* _WHAT IS BEING ASKED_
Repeat the data below exactly, dropping any pictures it holds.

Entries from a dataset of interfaces
Segment Open

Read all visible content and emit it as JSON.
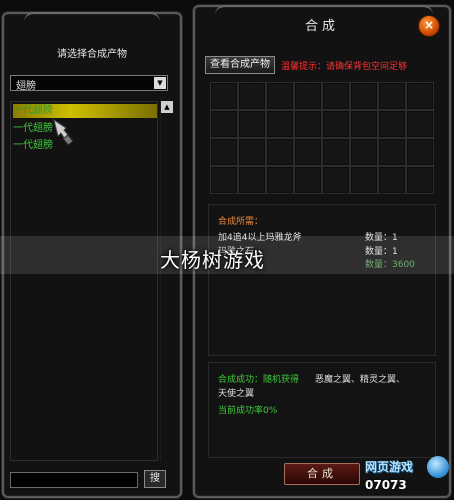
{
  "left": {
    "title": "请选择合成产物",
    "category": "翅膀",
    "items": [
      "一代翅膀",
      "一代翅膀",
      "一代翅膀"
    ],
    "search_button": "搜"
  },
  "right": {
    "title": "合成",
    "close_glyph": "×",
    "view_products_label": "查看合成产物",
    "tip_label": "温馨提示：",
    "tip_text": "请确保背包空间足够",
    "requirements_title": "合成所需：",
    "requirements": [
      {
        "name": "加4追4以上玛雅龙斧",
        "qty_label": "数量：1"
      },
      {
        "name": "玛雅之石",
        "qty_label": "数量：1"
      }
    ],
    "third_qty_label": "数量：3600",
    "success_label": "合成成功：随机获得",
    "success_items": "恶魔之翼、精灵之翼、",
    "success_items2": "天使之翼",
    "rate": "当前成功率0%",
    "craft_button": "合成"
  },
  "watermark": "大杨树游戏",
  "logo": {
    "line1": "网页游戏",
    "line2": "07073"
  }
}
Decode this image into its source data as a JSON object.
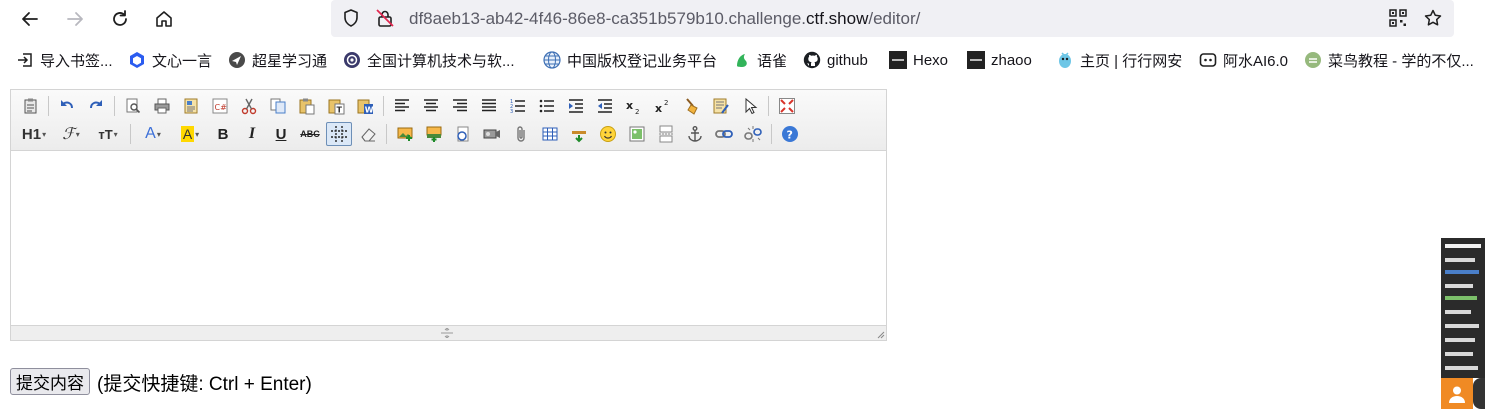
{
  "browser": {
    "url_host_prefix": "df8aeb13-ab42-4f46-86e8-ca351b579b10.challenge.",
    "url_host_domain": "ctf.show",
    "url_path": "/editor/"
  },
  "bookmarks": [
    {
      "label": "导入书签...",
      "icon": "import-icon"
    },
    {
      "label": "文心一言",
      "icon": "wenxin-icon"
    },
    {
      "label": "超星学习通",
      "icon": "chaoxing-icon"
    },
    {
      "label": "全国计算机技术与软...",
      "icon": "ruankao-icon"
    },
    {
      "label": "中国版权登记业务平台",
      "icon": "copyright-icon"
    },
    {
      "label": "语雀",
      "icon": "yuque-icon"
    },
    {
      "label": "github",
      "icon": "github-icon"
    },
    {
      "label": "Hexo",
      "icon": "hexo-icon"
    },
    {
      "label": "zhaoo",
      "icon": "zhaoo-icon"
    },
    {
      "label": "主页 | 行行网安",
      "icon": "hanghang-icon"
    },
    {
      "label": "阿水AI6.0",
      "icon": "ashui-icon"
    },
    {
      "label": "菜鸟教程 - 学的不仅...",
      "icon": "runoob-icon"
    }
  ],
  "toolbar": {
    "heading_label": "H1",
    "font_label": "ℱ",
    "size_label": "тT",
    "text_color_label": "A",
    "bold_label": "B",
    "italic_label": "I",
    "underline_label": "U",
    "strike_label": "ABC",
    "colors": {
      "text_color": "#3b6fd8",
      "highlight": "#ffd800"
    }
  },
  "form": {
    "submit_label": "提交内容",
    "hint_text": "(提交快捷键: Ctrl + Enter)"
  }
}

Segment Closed

* _RESULT FOR THIS TASK_
Read all visible content and emit it as JSON.
{
  "left": {
    "title": "请选择合成产物",
    "category": "翅膀",
    "items": [
      "一代翅膀",
      "一代翅膀",
      "一代翅膀"
    ],
    "search_button": "搜"
  },
  "right": {
    "title": "合成",
    "close_glyph": "×",
    "view_products_label": "查看合成产物",
    "tip_label": "温馨提示：",
    "tip_text": "请确保背包空间足够",
    "requirements_title": "合成所需：",
    "requirements": [
      {
        "name": "加4追4以上玛雅龙斧",
        "qty_label": "数量：1"
      },
      {
        "name": "玛雅之石",
        "qty_label": "数量：1"
      }
    ],
    "third_qty_label": "数量：3600",
    "success_label": "合成成功：随机获得",
    "success_items": "恶魔之翼、精灵之翼、",
    "success_items2": "天使之翼",
    "rate": "当前成功率0%",
    "craft_button": "合成"
  },
  "watermark": "大杨树游戏",
  "logo": {
    "line1": "网页游戏",
    "line2": "07073"
  }
}
Decode this image into its source data as a JSON object.
{
  "browser": {
    "url_host_prefix": "df8aeb13-ab42-4f46-86e8-ca351b579b10.challenge.",
    "url_host_domain": "ctf.show",
    "url_path": "/editor/"
  },
  "bookmarks": [
    {
      "label": "导入书签...",
      "icon": "import-icon"
    },
    {
      "label": "文心一言",
      "icon": "wenxin-icon"
    },
    {
      "label": "超星学习通",
      "icon": "chaoxing-icon"
    },
    {
      "label": "全国计算机技术与软...",
      "icon": "ruankao-icon"
    },
    {
      "label": "中国版权登记业务平台",
      "icon": "copyright-icon"
    },
    {
      "label": "语雀",
      "icon": "yuque-icon"
    },
    {
      "label": "github",
      "icon": "github-icon"
    },
    {
      "label": "Hexo",
      "icon": "hexo-icon"
    },
    {
      "label": "zhaoo",
      "icon": "zhaoo-icon"
    },
    {
      "label": "主页 | 行行网安",
      "icon": "hanghang-icon"
    },
    {
      "label": "阿水AI6.0",
      "icon": "ashui-icon"
    },
    {
      "label": "菜鸟教程 - 学的不仅...",
      "icon": "runoob-icon"
    }
  ],
  "toolbar": {
    "heading_label": "H1",
    "font_label": "ℱ",
    "size_label": "тT",
    "text_color_label": "A",
    "bold_label": "B",
    "italic_label": "I",
    "underline_label": "U",
    "strike_label": "ABC",
    "colors": {
      "text_color": "#3b6fd8",
      "highlight": "#ffd800"
    }
  },
  "form": {
    "submit_label": "提交内容",
    "hint_text": "(提交快捷键: Ctrl + Enter)"
  }
}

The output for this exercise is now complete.